Wall Street ended a wobbly day of trading with more losses Wednesday, as a slide in technology companies helped pull stocks lower and Treasury yields fell broadly.
The S&P 500 slipped 0.2%, its fifth straight loss. The Nasdaq composite, which is heavily weighted with tech stocks, fell 0.5%, while the Dow Jones Industrial Average finished just barely in the green.
Treasury yields fell significantly. The yield on the 10-year Treasury, which influences mortgage rates, slid to 3.42% from 3.53% late Tuesday. The two-year Treasury yield, which tends to track market expectations of future action by the Federal Reserve, fell to 4.27% from 4.36%.
Investors have been dealing with a relative lack of news ahead of updates on inflation and consumer sentiment later this week, and the Federal Reserve’s meeting next week. Inflation, the Fed’s aggressive interest rate increases and recession worries remain the big concerns for Wall Street.
“Investors continue to position for rates to go higher for longer,” Sam Stovall, chief investment strategist at CFRA.
The S&P 500 slipped 7.34 points to 3,933.92. The Nasdaq fell 56.34 points to 10,958.55. The Dow managed a 1.58 point gain, essentially flat, at 33,597.92.
Small company stocks also edged lower. The Russell 2000 index fell 5.67 points, or 0.3%, to 1,806.90.
Every major index is on track for weekly losses.
Technology and communication services stocks were the biggest weights on the benchmark S&P 500 index. Apple fell 1.4% and Google parent Alphabet dropped 2.1%.
Health care stocks were among the few bright spots. Pfizer rose 1.1%.

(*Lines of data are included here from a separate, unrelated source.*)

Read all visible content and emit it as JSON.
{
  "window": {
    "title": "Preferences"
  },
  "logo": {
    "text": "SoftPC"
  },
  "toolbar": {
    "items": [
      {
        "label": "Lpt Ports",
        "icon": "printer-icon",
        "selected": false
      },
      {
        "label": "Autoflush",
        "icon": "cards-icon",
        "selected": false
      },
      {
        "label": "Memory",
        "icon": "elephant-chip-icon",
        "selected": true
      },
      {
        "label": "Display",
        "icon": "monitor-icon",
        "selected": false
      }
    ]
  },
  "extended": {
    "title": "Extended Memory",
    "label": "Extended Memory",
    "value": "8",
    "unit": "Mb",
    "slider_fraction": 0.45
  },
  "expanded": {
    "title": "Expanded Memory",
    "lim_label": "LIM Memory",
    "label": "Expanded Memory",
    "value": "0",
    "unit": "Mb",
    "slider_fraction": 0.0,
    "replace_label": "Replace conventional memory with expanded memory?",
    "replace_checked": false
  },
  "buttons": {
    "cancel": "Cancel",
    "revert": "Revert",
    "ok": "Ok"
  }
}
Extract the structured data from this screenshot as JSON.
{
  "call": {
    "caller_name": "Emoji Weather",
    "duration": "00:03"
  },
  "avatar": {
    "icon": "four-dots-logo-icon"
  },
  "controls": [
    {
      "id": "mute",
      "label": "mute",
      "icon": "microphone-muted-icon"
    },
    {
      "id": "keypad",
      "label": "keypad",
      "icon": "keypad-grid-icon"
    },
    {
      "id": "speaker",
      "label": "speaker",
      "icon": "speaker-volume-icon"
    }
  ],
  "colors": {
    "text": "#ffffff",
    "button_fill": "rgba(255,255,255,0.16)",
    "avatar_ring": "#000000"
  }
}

Investors rewarded several companies for solid earnings reports. Campbell Soup rose 6% after reporting strong results.
Carvana plunged 42.9%, its biggest single-day drop on record, after analysts at Wedbush Securities warned that the used vehicle chain’s bankruptcy risk is rising. The company has lost 98% of its value since the beginning of the year.
U.S. crude oil prices fell 3%, settling at $72.01 per gallon, the lowest price this year.
Economic updates later this week could give investors more insight into inflation’s path ahead and how the Fed will continue fighting high prices.
The U.S. will release data on weekly unemployment claims on Thursday. The jobs market has been a strong area of the otherwise slowing economy and that has made it more difficult for the Fed to tame inflation.
The government will release a report on wholesale prices Friday that will provide more details on how inflation is affecting businesses. The University of Michigan will release a December survey on consumer sentiment on Friday.
The reports do not typically move markets but are receiving elevated attention as they are some of the final data dumps before the Fed meets next week.
The central bank is expected to raise interest rates by a half-percentage point at its meeting next week. It has raised its benchmark rate six times since March, driving it to a range of 3.75% to 4%, the highest in 15 years. Wall Street expects the benchmark rate to reach a peak range of 5% to 5.25% by the middle of 2023.
Inflation has been easing and economists expect the upcoming data on wholesale and consumer prices to reflect that trend. The pace has been slow, though, and the Fed has been very clear about its intent to keep raising interest rates until it is sure that inflation is cooling. That has raised concerns that the central bank could hit the brakes too hard on the economy and cause a recession.
A growing number of analysts expect the U.S. economy to slip into a recession in 2023, but are unsure of its potential severity and duration.
European markets mostly fell. Markets in Asia closed lower overnight. China rolled back more of its strict COVID-19 rules that have hindered that nation’s economy and added more uncertainty to global supply chains.